Pisces (February 20 to March 20) is sometimes described as 'the poet's sign'. In reality very few poets have been pure Pisceans, but there is an element of vague dreaminess about some Pisceans which some people associate, almost certainly wrongly, with artistic and literary creativity. At best, the pure Piscean can be an artist, albeit one who is somewhat unworldly; at worst, he/she is an arty drop-out, enthusiastically seeking grants and subsidies from public bodies. Most pure Pisceans come somewhere between these two rather alarming extremes. They are amiable, kindly and, on occasion, a little devious, twisting and turning to find the easy way out of difficult situations. No one could legitimately accuse them of being self-centredquite the opposite. For some strongly Piscean individuals hardly seem to have a centre at all: their attitudes are always changing as the wind blows, and they are only consistent in that they always oppose 'spiritual' or 'aesthetic' values to the crass materialism which they believe to dominate others.
This sounds rather tiresome but, as a matter of fact, most Pisceans are immensely kindly and loving people. They give generously of their affections, sometimes unwisely so, and they thoroughly deserve the affection and regard they earn. The most strongly negative aspect of the Piscean personality is a tendency to be excessively influenced by others. If you meet an unpleasant Piscean (almost a contradiction in terms), he or she is almost certainly a tool of someone else. The Piscean is intrinsicallya thoroughly decent person, and if he/she behaves in a cruel or unpleasant way, you can be reasonably sure that the Piscean in question is being manipulated and is not acting in accordance with his/her basic feelings. Outstanding Pisceans have included the painter Renoir, the dancer Nijinsky, the composer Chopin, the poet Elizabeth Barrett Browning, and the novelist John Steinbeck.
Sexuality and the Emotions
The Piscean woman who displays the characteristics of her sign in their purest form is the Victorian ideal of femininity -loving, shy, submissive and anxious to please her partner. The Piscean male shares at least some of these characteristics and, if his partner is a person who enjoys a dominant role, can become that old comic butt, the hen-pecked husband. Pisceans of either sex tend to take a romantic approach to life and see virtues in those they love which are not always apparent to others. Sometimes this romanticism is difficult to reconcile with the practicalities of a long-term relationship, in which case the Piscean may concentrate his/her romantic longings on an outsider.
All pure Pisceans are kindly, caring and considerate people. There is nothing at all wrong in that, of course, but with all the Piscean sensitivity to the feelings, or supposed feelings, of others there goes a tendency to unworldliness and impracticality which is sometimes carried to foolish lengths. The combination of immense sensitivity, real kindness and lack of realistic common sense can be a very dangerous one. The pure Piscean always runs the risk of being exploited by those who would influence his/her delicacy of feeling and use it for their own ends. Pisceans must endeavour to avoid being treated in this way by being willing to consult others before uncritically accepting the truth of any and every sob story they are told.

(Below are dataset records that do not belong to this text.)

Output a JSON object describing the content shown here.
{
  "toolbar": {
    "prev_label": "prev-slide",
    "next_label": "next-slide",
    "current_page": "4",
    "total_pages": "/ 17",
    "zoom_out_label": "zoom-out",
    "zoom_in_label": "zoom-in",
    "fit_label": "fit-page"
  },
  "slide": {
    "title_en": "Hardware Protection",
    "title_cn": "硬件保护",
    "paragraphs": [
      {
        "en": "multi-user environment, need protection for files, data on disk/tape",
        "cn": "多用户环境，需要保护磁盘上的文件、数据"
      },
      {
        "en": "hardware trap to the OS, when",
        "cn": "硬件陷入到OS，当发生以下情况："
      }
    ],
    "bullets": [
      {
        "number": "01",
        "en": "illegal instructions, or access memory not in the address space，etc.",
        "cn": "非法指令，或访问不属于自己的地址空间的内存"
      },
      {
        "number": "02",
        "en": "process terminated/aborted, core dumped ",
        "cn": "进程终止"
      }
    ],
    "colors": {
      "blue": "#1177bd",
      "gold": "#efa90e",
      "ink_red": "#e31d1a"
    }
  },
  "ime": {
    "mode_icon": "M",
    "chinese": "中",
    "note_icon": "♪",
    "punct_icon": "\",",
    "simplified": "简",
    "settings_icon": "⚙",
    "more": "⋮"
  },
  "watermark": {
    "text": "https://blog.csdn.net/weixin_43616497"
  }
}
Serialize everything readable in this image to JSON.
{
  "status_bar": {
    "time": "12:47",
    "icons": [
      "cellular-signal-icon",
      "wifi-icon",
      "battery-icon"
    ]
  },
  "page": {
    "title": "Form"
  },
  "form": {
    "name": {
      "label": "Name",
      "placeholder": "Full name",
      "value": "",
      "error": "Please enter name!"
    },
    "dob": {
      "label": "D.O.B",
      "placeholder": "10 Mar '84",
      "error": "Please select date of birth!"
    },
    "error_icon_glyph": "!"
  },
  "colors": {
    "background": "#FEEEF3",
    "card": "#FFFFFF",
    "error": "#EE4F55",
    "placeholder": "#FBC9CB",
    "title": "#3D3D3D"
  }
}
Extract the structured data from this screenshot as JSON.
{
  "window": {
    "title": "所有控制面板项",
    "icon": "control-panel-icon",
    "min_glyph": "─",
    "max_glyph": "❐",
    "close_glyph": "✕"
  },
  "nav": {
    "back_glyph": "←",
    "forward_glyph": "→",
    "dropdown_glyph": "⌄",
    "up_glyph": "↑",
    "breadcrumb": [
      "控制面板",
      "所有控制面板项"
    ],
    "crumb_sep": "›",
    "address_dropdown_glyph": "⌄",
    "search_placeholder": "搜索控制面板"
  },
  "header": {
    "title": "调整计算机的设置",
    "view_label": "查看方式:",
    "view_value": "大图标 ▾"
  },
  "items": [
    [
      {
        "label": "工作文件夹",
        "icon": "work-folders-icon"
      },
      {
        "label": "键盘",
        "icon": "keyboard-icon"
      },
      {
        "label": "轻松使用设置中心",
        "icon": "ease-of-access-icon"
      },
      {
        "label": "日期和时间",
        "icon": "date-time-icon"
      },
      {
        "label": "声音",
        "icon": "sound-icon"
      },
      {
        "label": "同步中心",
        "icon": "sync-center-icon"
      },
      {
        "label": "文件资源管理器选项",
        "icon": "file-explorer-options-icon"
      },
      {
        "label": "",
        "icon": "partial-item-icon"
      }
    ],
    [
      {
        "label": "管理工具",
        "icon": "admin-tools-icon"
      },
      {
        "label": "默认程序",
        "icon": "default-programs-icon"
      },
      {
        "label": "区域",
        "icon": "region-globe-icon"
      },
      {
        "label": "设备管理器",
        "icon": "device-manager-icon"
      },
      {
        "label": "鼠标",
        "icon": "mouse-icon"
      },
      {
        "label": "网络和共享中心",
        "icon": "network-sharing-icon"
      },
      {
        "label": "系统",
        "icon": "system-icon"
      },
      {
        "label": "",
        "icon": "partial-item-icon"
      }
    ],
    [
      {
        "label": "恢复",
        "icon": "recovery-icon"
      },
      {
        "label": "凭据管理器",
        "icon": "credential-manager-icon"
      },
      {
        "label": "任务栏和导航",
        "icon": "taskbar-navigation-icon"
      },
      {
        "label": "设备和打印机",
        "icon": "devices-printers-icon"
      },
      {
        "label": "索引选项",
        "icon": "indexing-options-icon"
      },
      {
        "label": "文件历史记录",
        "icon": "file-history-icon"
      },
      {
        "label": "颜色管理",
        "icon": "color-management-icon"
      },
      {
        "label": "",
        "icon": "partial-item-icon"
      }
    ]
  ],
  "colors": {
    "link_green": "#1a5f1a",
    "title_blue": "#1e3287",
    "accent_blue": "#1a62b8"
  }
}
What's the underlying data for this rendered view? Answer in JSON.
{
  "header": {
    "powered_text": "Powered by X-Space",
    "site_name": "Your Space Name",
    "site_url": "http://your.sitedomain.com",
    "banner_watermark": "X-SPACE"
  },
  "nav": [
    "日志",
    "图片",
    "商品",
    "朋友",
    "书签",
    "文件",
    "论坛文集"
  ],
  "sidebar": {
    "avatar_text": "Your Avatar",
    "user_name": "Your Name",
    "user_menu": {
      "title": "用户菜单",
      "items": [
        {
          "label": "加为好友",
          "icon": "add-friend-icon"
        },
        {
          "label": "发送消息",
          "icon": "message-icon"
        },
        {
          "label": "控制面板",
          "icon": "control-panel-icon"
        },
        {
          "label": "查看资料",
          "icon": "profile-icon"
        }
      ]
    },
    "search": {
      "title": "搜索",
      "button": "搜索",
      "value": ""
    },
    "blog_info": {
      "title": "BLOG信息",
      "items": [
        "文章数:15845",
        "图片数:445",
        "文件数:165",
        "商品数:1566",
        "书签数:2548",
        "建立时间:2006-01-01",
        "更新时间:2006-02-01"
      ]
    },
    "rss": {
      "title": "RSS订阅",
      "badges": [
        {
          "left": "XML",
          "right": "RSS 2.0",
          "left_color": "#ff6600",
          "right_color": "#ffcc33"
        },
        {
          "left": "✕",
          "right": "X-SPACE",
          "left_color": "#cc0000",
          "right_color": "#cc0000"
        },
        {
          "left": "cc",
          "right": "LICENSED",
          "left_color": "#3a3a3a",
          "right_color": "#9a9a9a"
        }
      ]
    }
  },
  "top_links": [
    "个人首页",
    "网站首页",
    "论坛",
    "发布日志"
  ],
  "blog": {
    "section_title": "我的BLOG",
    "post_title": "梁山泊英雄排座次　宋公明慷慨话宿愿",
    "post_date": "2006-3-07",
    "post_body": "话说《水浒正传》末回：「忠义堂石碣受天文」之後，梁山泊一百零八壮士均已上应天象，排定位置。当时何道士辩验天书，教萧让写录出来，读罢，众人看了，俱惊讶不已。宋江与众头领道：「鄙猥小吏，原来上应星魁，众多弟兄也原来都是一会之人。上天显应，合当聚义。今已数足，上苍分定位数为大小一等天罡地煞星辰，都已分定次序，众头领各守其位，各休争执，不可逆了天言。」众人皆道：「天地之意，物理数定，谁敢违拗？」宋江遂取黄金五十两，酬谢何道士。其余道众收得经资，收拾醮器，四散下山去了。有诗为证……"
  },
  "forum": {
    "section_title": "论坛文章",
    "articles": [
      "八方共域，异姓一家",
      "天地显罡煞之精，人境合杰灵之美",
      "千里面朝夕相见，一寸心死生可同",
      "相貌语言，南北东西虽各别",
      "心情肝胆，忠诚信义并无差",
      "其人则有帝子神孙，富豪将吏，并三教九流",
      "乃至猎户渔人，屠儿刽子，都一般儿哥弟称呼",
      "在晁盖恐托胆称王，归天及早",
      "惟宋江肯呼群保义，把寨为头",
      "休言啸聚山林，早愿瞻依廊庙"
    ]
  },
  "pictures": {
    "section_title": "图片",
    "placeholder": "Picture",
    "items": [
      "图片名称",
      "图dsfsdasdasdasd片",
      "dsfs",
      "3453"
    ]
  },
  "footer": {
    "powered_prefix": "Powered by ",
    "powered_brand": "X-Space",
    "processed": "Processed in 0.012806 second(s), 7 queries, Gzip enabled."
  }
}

There is a sense in which the Piscean wants to be the victim of the confidence-trickster; any individual whose horoscope is dominated by Piscean influences finds it difficult to take too much reality, and the conman's tale often provides a temporary escape - illusory but valuable to the pure Piscean - from harsh realities. The Piscean's flights of fantasy and torrents of emotion can, and often do, result in a rejection of everyday life and a withdrawal into a private world in which ambition and other material considerations play very little part. There can, however, be a positive side to the other-worldliness of the Piscean: all the Piscean faults become virtues; all the weaknesses are transformed into sources of strength. In such cases the 'pure Piscean channels hislher emotions and fantasy into creativity and becomes a poet, a painter, a musician or - Pisceans can be healers of genius - a psychotherapist or a mystic.
Pisceans are rarely motivated by either greed or ambition and they are happy in any field in which they are subject to neither rigid discipline nor major onslaughts on their emotions - no Piscean would wish to work as a prison officer or a slaughterer in an abattoir, for example.
Pure Pisceans are happiest in any job which is even vaguely connected with the arts - anything from being a ballet dancer to selling theatre programmes or acting as caretaker at an art gallery. Anywhere is home to a Piscean, as long as those with whom it is shared pay due regard to Piscean sensitivities.
Excerpted from 'The Complete Fortune Teller' by Francis X King.